# TASK PROMPT:
In the entries below, find each line bearing the string "Daily" and copy it.

(Records from a data source)
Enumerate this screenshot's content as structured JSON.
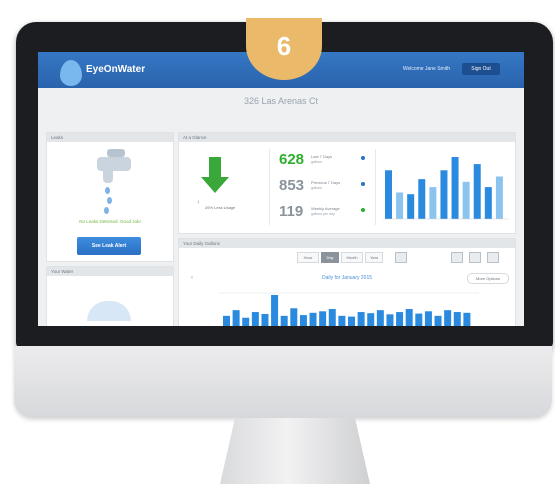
{
  "badge": {
    "step": "6"
  },
  "header": {
    "brand": "EyeOnWater",
    "welcome": "Welcome Jane Smith",
    "signout": "Sign Out"
  },
  "address": "326 Las Arenas Ct",
  "leaks": {
    "title": "Leaks",
    "status": "No Leaks Detected. Good Job!",
    "button": "See Leak Alert"
  },
  "weather": {
    "title": "Your Water"
  },
  "usage": {
    "title": "At a Glance",
    "percent_text": "26% Less Usage",
    "stats": [
      {
        "value": "628",
        "label": "Last 7 Days",
        "sub": "gallons",
        "color": "#2eae2e",
        "dot": "#2a72c7"
      },
      {
        "value": "853",
        "label": "Previous 7 Days",
        "sub": "gallons",
        "color": "#8a929b",
        "dot": "#2a72c7"
      },
      {
        "value": "119",
        "label": "Weekly Average",
        "sub": "gallons per day",
        "color": "#8a929b",
        "dot": "#2eae2e"
      }
    ]
  },
  "mini_chart": {
    "bar_color": "#2a8ae0",
    "light_color": "#8cc4f0",
    "values": [
      55,
      30,
      28,
      45,
      36,
      55,
      70,
      42,
      62,
      36,
      48
    ]
  },
  "details": {
    "title": "Your Daily Gallons",
    "tabs": [
      "Hour",
      "Day",
      "Month",
      "Year"
    ],
    "active_tab": "Day",
    "daily_title": "Daily for January 2015",
    "more_btn": "More Options",
    "bar_values": [
      40,
      55,
      35,
      50,
      45,
      95,
      40,
      60,
      42,
      48,
      52,
      58,
      40,
      38,
      50,
      47,
      55,
      44,
      50,
      58,
      46,
      52,
      40,
      55,
      50,
      48
    ]
  }
}
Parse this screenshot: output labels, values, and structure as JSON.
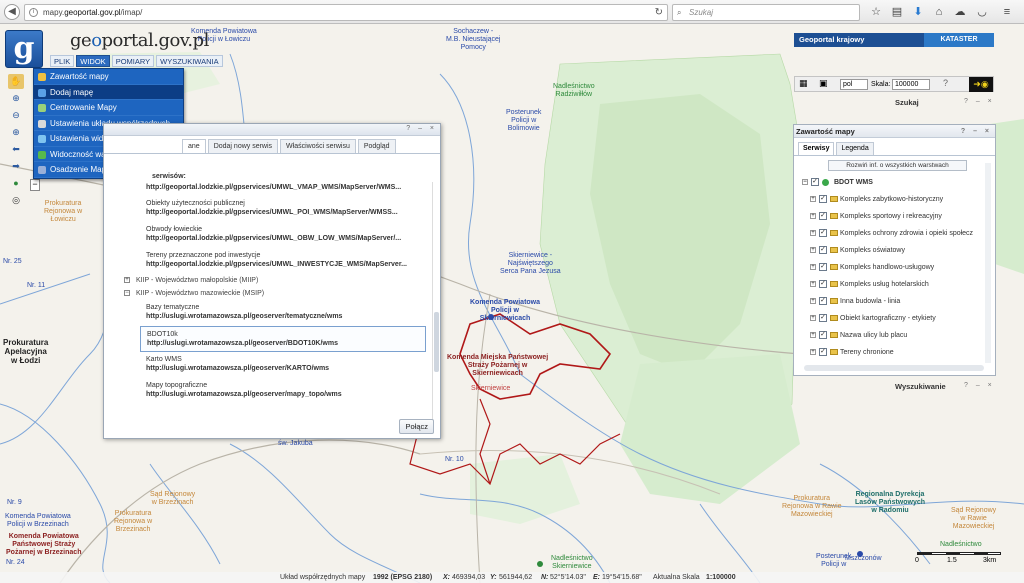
{
  "browser": {
    "url_prefix": "mapy.",
    "url_domain": "geoportal.gov.pl",
    "url_path": "/imap/",
    "search_placeholder": "Szukaj"
  },
  "header": {
    "logo_letter": "g",
    "title_pre": "ge",
    "title_hl": "o",
    "title_post": "portal.gov.pl",
    "menu": [
      "PLIK",
      "WIDOK",
      "POMIARY",
      "WYSZUKIWANIA"
    ]
  },
  "dropdown": {
    "items": [
      "Zawartość mapy",
      "Dodaj mapę",
      "Centrowanie Mapy",
      "Ustawienia układu współrzędnych",
      "Ustawienia widoczności",
      "Widoczność warstw i serwisów",
      "Osadzenie Mapy"
    ],
    "icon_colors": [
      "#f0c040",
      "#5aa0e6",
      "#9ad07a",
      "#d9d9d9",
      "#7fc4f0",
      "#57b94c",
      "#9ab0d8"
    ]
  },
  "service_dialog": {
    "tabs": [
      "ane",
      "Dodaj nowy serwis",
      "Właściwości serwisu",
      "Podgląd"
    ],
    "heading": "serwisów:",
    "entries_top": [
      {
        "name": "",
        "url": "http://geoportal.lodzkie.pl/gpservices/UMWL_VMAP_WMS/MapServer/WMS..."
      },
      {
        "name": "Obiekty użyteczności publicznej",
        "url": "http://geoportal.lodzkie.pl/gpservices/UMWL_POI_WMS/MapServer/WMSS..."
      },
      {
        "name": "Obwody łowieckie",
        "url": "http://geoportal.lodzkie.pl/gpservices/UMWL_OBW_LOW_WMS/MapServer/..."
      },
      {
        "name": "Tereny przeznaczone pod inwestycje",
        "url": "http://geoportal.lodzkie.pl/gpservices/UMWL_INWESTYCJE_WMS/MapServer..."
      }
    ],
    "groups": [
      "KIIP - Województwo małopolskie (MIIP)",
      "KIIP - Województwo mazowieckie (MSIP)"
    ],
    "entries_bottom": [
      {
        "name": "Bazy tematyczne",
        "url": "http://uslugi.wrotamazowsza.pl/geoserver/tematyczne/wms"
      },
      {
        "name": "BDOT10k",
        "url": "http://uslugi.wrotamazowsza.pl/geoserver/BDOT10K/wms"
      },
      {
        "name": "Karto WMS",
        "url": "http://uslugi.wrotamazowsza.pl/geoserver/KARTO/wms"
      },
      {
        "name": "Mapy topograficzne",
        "url": "http://uslugi.wrotamazowsza.pl/geoserver/mapy_topo/wms"
      }
    ],
    "connect_label": "Połącz"
  },
  "right_panel": {
    "title": "Geoportal krajowy",
    "kataster": "KATASTER",
    "lang": "pol",
    "scale_label": "Skala:",
    "scale_value": "100000",
    "szukaj": "Szukaj",
    "layers_title": "Zawartość mapy",
    "tabs": [
      "Serwisy",
      "Legenda"
    ],
    "expand_label": "Rozwiń inf. o wszystkich warstwach",
    "root_layer": "BDOT WMS",
    "layers": [
      "Kompleks zabytkowo-historyczny",
      "Kompleks sportowy i rekreacyjny",
      "Kompleks ochrony zdrowia i opieki społecz",
      "Kompleks oświatowy",
      "Kompleks handlowo-usługowy",
      "Kompleks usług hotelarskich",
      "Inna budowla - linia",
      "Obiekt kartograficzny - etykiety",
      "Nazwa ulicy lub placu",
      "Tereny chronione"
    ],
    "wyszukiwanie": "Wyszukiwanie"
  },
  "map_labels": {
    "komenda_powiatowa_top": "Komenda Powiatowa\nPolicji w Łowiczu",
    "sochaczew": "Sochaczew -\nM.B. Nieustającej\nPomocy",
    "nadlesnictwo_radziwillow": "Nadleśnictwo\nRadziwiłłów",
    "posterunek_bolimow": "Posterunek\nPolicji w\nBolimowie",
    "prokuratura_lowicz": "Prokuratura\nRejonowa w\nŁowiczu",
    "nr25": "Nr. 25",
    "nr11": "Nr. 11",
    "prokuratura_apelacyjna": "Prokuratura\nApelacyjna\nw Łodzi",
    "skierniewice_serca": "Skierniewice -\nNajświętszego\nSerca Pana Jezusa",
    "komenda_powiatowa_skierniewice": "Komenda Powiatowa\nPolicji w\nSkierniewicach",
    "komenda_miejska_psp": "Komenda Miejska Państwowej\nStraży Pożarnej w\nSkierniewicach",
    "skierniewice": "Skierniewice",
    "nr10": "Nr. 10",
    "sw_jakuba": "św. Jakuba",
    "sad_brzeziny": "Sąd Rejonowy\nw Brzezinach",
    "prokuratura_brzeziny": "Prokuratura\nRejonowa w\nBrzezinach",
    "nr9": "Nr. 9",
    "kpp_brzeziny": "Komenda Powiatowa\nPolicji w Brzezinach",
    "kpsp_brzeziny": "Komenda Powiatowa\nPaństwowej Straży\nPożarnej w Brzezinach",
    "nr24": "Nr. 24",
    "nadlesnictwo_skierniewice": "Nadleśnictwo\nSkierniewice",
    "prokuratura_rawa": "Prokuratura\nRejonowa w Rawie\nMazowieckiej",
    "rdlp_radom": "Regionalna Dyrekcja\nLasów Państwowych\nw Radomiu",
    "sad_rawa": "Sąd Rejonowy\nw Rawie\nMazowieckiej",
    "nadlesnictwo_bottom": "Nadleśnictwo",
    "mszczonow": "Mszczonów",
    "posterunek_bottom": "Posterunek\nPolicji w"
  },
  "status_bar": {
    "system_label": "Układ współrzędnych mapy",
    "system_value": "1992 (EPSG 2180)",
    "x_label": "X:",
    "x_value": "469394,03",
    "y_label": "Y:",
    "y_value": "561944,62",
    "n_label": "N:",
    "n_value": "52°5'14.03\"",
    "e_label": "E:",
    "e_value": "19°54'15.68\"",
    "scale_label": "Aktualna Skala",
    "scale_value": "1:100000"
  },
  "scalebar": {
    "t0": "0",
    "t1": "1.5",
    "t2": "3km"
  }
}
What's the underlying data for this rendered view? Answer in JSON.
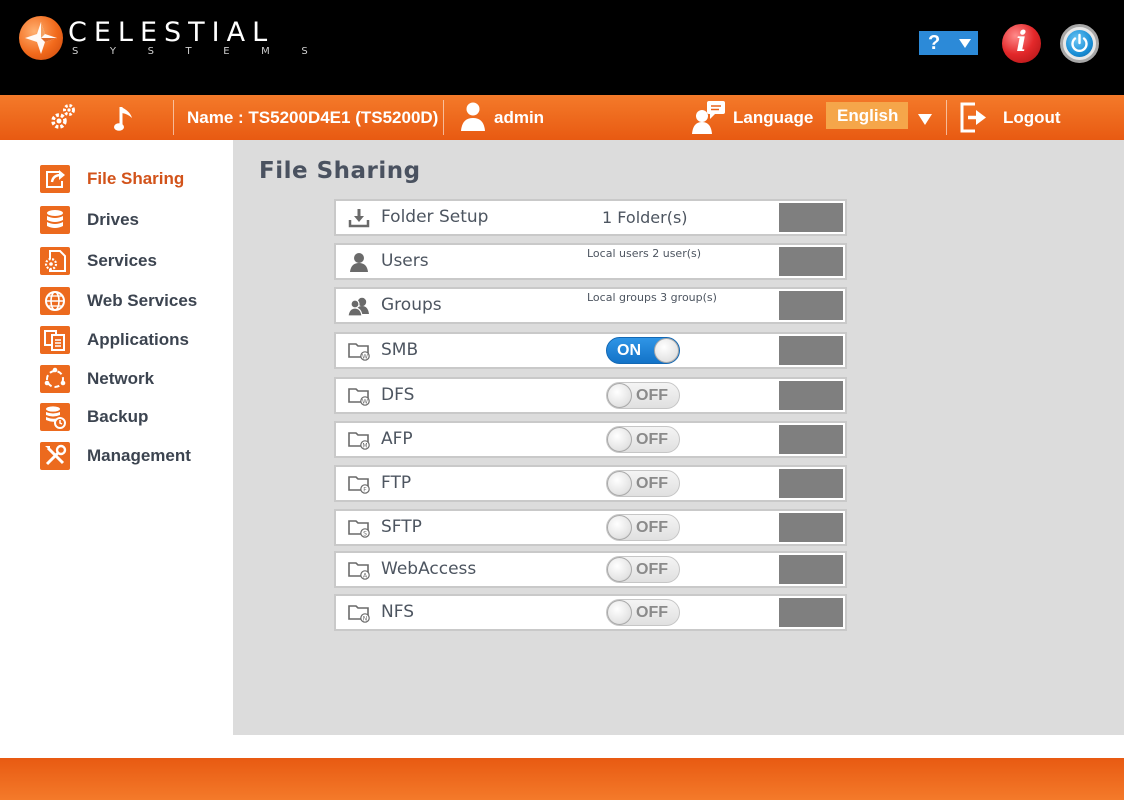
{
  "brand": {
    "name": "CELESTIAL",
    "tagline": "S Y S T E M S",
    "accent": "#EC6A1E",
    "logo_icon": "celestial-star-icon"
  },
  "header": {
    "help_label": "?",
    "info_label": "i",
    "power_icon": "power-icon"
  },
  "toolbar": {
    "settings_icon": "gears-icon",
    "media_icon": "music-note-icon",
    "device_name": "Name : TS5200D4E1 (TS5200D)",
    "user_icon": "user-icon",
    "user": "admin",
    "language_icon": "chat-user-icon",
    "language_label": "Language",
    "language_value": "English",
    "logout_icon": "logout-icon",
    "logout_label": "Logout"
  },
  "sidebar": {
    "items": [
      {
        "label": "File Sharing",
        "icon": "share-icon",
        "active": true
      },
      {
        "label": "Drives",
        "icon": "database-icon",
        "active": false
      },
      {
        "label": "Services",
        "icon": "services-icon",
        "active": false
      },
      {
        "label": "Web Services",
        "icon": "globe-icon",
        "active": false
      },
      {
        "label": "Applications",
        "icon": "applications-icon",
        "active": false
      },
      {
        "label": "Network",
        "icon": "network-icon",
        "active": false
      },
      {
        "label": "Backup",
        "icon": "backup-icon",
        "active": false
      },
      {
        "label": "Management",
        "icon": "tools-icon",
        "active": false
      }
    ]
  },
  "main": {
    "title": "File Sharing",
    "rows": [
      {
        "label": "Folder Setup",
        "icon": "download-icon",
        "value": "1 Folder(s)"
      },
      {
        "label": "Users",
        "icon": "user-icon",
        "note": "Local users 2 user(s)"
      },
      {
        "label": "Groups",
        "icon": "group-icon",
        "note": "Local groups 3 group(s)"
      },
      {
        "label": "SMB",
        "icon": "folder-w-icon",
        "toggle": "ON"
      },
      {
        "label": "DFS",
        "icon": "folder-w-icon",
        "toggle": "OFF"
      },
      {
        "label": "AFP",
        "icon": "folder-m-icon",
        "toggle": "OFF"
      },
      {
        "label": "FTP",
        "icon": "folder-f-icon",
        "toggle": "OFF"
      },
      {
        "label": "SFTP",
        "icon": "folder-s-icon",
        "toggle": "OFF"
      },
      {
        "label": "WebAccess",
        "icon": "folder-a-icon",
        "toggle": "OFF"
      },
      {
        "label": "NFS",
        "icon": "folder-n-icon",
        "toggle": "OFF"
      }
    ]
  }
}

# YOUR SOLUTION:
    "title": "Your Daily Gallons",
    "daily_title": "Daily for January 2015",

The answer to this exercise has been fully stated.